Diva A-mei’s ‘rainbow products’ launched to support gay rights
Taiwanese pop diva A-mei (
) , a staunch supporter of same-sex marriage and other gay rights, has rolled out two “rainbow products” to support the gay community, ahead of an April concert marathon in Taipei.
One of the products is a rainbow towel printed with the word “Utopia,” while another is a handheld sign that can be used as a hand fan or a sign to rally for gay rights.
The design of the sign is being kept a surprise, but 12,000 of them, each priced at NT$100 (US$3.19), will be sold at the Taipei Arena, the venue of the “Utopia” concerts, beginning April 4, according to A-mei’s record label EMI.
After deducting the production costs, all proceeds of the sale of the signs will be donated to the Taiwan Alliance to Promote Civil Partnership Rights, EMI said.
For every towel sold, NT$10 will also be donated to the alliance, according to EMI. The towels are priced at NT$500 each and can be purchased at the Taipei Arena and at the Eslite Bookstore Wu Chang branch from April 4-15.
Chien Chih- chieh, secretarygeneral of the alliance, said Wednesday that A- mei approached her group for the collaboration, adding that it is not the first time the pop diva has expressed support for gay rights.
Back in 2012, A-mei was the first Taiwanese celebrity to sign the alliance’s petition in support of a same-sex marriage bill in Taiwan, and in 2013, she held a free concert to support the legalization of such unions, covering the estimated NT$3 million (US$100,625) in costs from her own pocket, Chien noted.
“We are very, very thankful to her. These actions are what makes her an extraordinary celebrity,” Chien said.
“If more public figures will speak up for equal marriage rights, as A-mei has done, they will encourage more people to speak up and it will influence public opinion,” she said.

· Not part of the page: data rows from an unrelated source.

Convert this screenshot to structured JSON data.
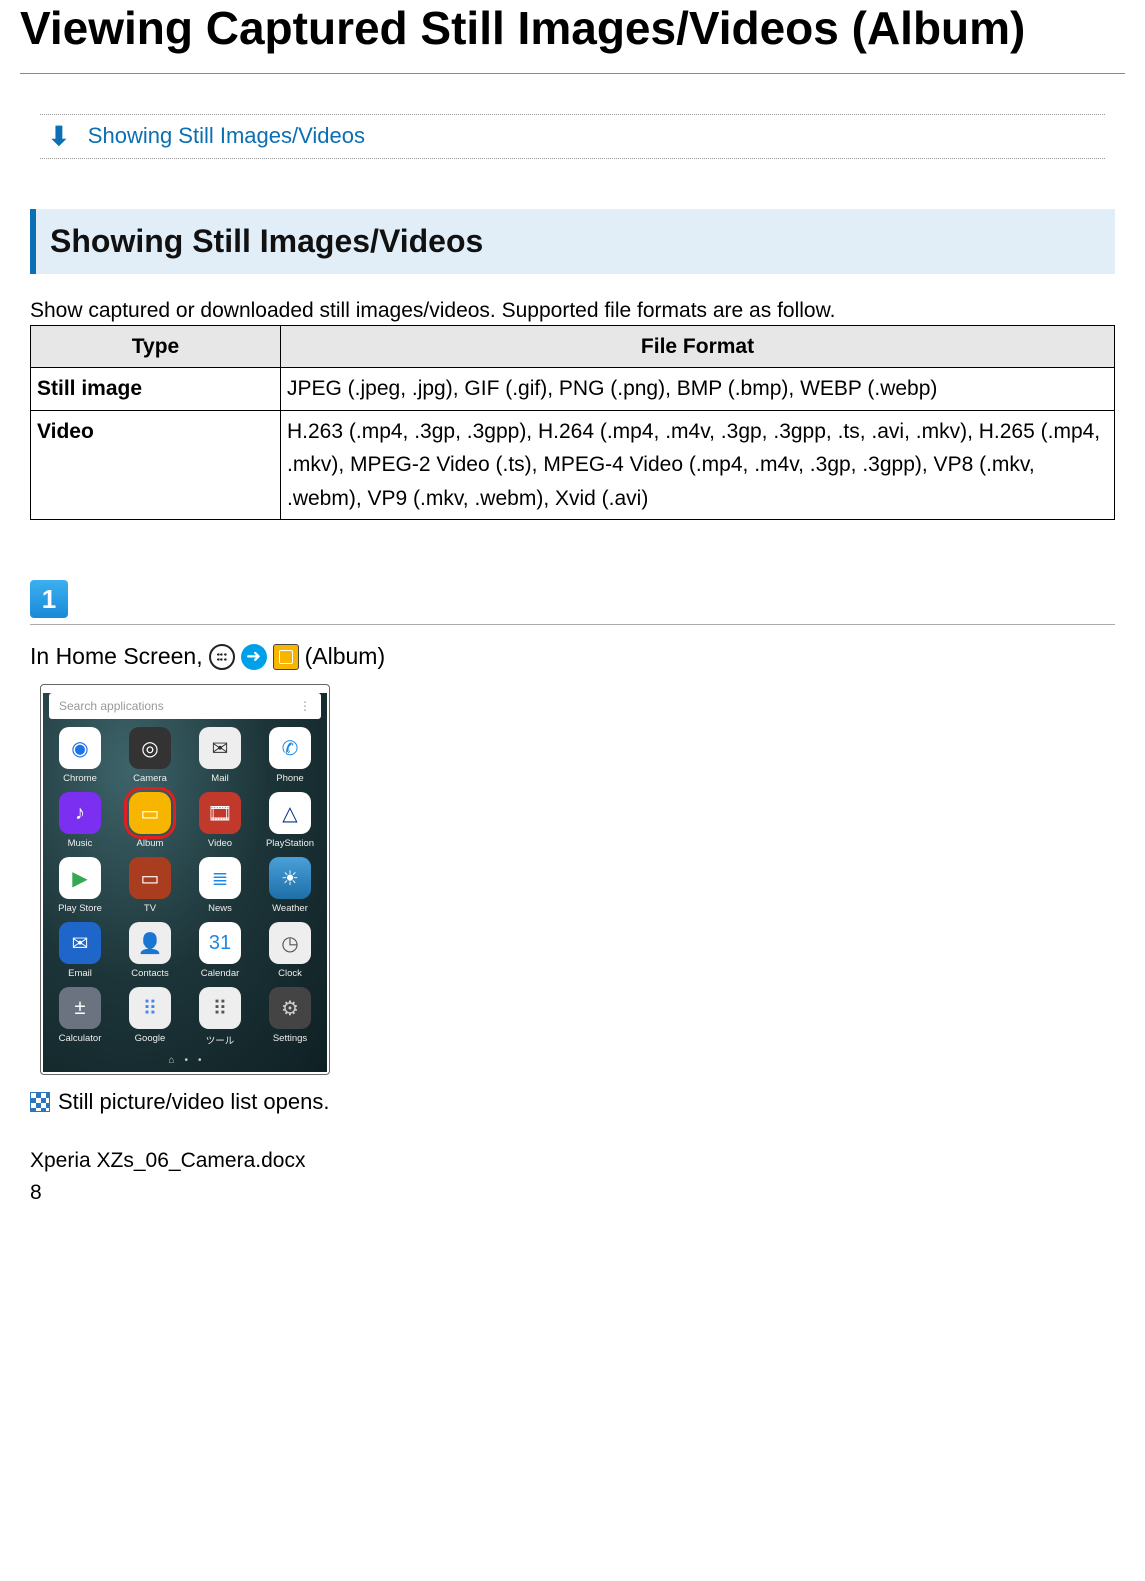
{
  "page": {
    "title": "Viewing Captured Still Images/Videos (Album)"
  },
  "toc": {
    "link1": "Showing Still Images/Videos"
  },
  "section": {
    "heading": "Showing Still Images/Videos",
    "intro": "Show captured or downloaded still images/videos. Supported file formats are as follow."
  },
  "table": {
    "head_type": "Type",
    "head_format": "File Format",
    "rows": [
      {
        "type": "Still image",
        "format": "JPEG (.jpeg, .jpg), GIF (.gif), PNG (.png), BMP (.bmp), WEBP (.webp)"
      },
      {
        "type": "Video",
        "format": "H.263 (.mp4, .3gp, .3gpp), H.264 (.mp4, .m4v, .3gp, .3gpp, .ts, .avi, .mkv), H.265 (.mp4, .mkv), MPEG-2 Video (.ts), MPEG-4 Video (.mp4, .m4v, .3gp, .3gpp), VP8 (.mkv, .webm), VP9 (.mkv, .webm), Xvid (.avi)"
      }
    ]
  },
  "step1": {
    "number": "1",
    "text_prefix": "In Home Screen,",
    "text_suffix": "(Album)"
  },
  "phone": {
    "search_placeholder": "Search applications",
    "menu_glyph": "⋮",
    "rows": [
      [
        {
          "label": "Chrome",
          "bg": "#fff",
          "glyph": "◉",
          "fg": "#1a73e8"
        },
        {
          "label": "Camera",
          "bg": "#333",
          "glyph": "◎",
          "fg": "#fff"
        },
        {
          "label": "Mail",
          "bg": "#eee",
          "glyph": "✉",
          "fg": "#333"
        },
        {
          "label": "Phone",
          "bg": "#fff",
          "glyph": "✆",
          "fg": "#1e88e5"
        }
      ],
      [
        {
          "label": "Music",
          "bg": "#7b2ff0",
          "glyph": "♪",
          "fg": "#fff"
        },
        {
          "label": "Album",
          "bg": "#f7b500",
          "glyph": "▭",
          "fg": "#fff",
          "highlight": true
        },
        {
          "label": "Video",
          "bg": "#c0392b",
          "glyph": "🎞",
          "fg": "#fff"
        },
        {
          "label": "PlayStation",
          "bg": "#fff",
          "glyph": "△",
          "fg": "#003087"
        }
      ],
      [
        {
          "label": "Play Store",
          "bg": "#fff",
          "glyph": "▶",
          "fg": "#34a853"
        },
        {
          "label": "TV",
          "bg": "#aa3d1f",
          "glyph": "▭",
          "fg": "#fff"
        },
        {
          "label": "News",
          "bg": "#fff",
          "glyph": "≣",
          "fg": "#1e88e5"
        },
        {
          "label": "Weather",
          "bg": "linear-gradient(#4aa0d8,#1e6fa8)",
          "glyph": "☀",
          "fg": "#fff"
        }
      ],
      [
        {
          "label": "Email",
          "bg": "#1e66c9",
          "glyph": "✉",
          "fg": "#fff"
        },
        {
          "label": "Contacts",
          "bg": "#eee",
          "glyph": "👤",
          "fg": "#555"
        },
        {
          "label": "Calendar",
          "bg": "#fff",
          "glyph": "31",
          "fg": "#1e88e5"
        },
        {
          "label": "Clock",
          "bg": "#eee",
          "glyph": "◷",
          "fg": "#555"
        }
      ],
      [
        {
          "label": "Calculator",
          "bg": "#6b7380",
          "glyph": "±",
          "fg": "#fff"
        },
        {
          "label": "Google",
          "bg": "#eee",
          "glyph": "⠿",
          "fg": "#4285f4"
        },
        {
          "label": "ツール",
          "bg": "#eee",
          "glyph": "⠿",
          "fg": "#555"
        },
        {
          "label": "Settings",
          "bg": "#444",
          "glyph": "⚙",
          "fg": "#ccc"
        }
      ]
    ]
  },
  "result": "Still picture/video list opens.",
  "footer": {
    "filename": "Xperia XZs_06_Camera.docx",
    "page_number": "8"
  }
}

The Taiwan public remains divided on the issue of samesex marriage. Although a samesex marriage bill cleared a first reading in the Legislative Yuan in 2013, it has been shelved since then, largely due to opposition from religious groups.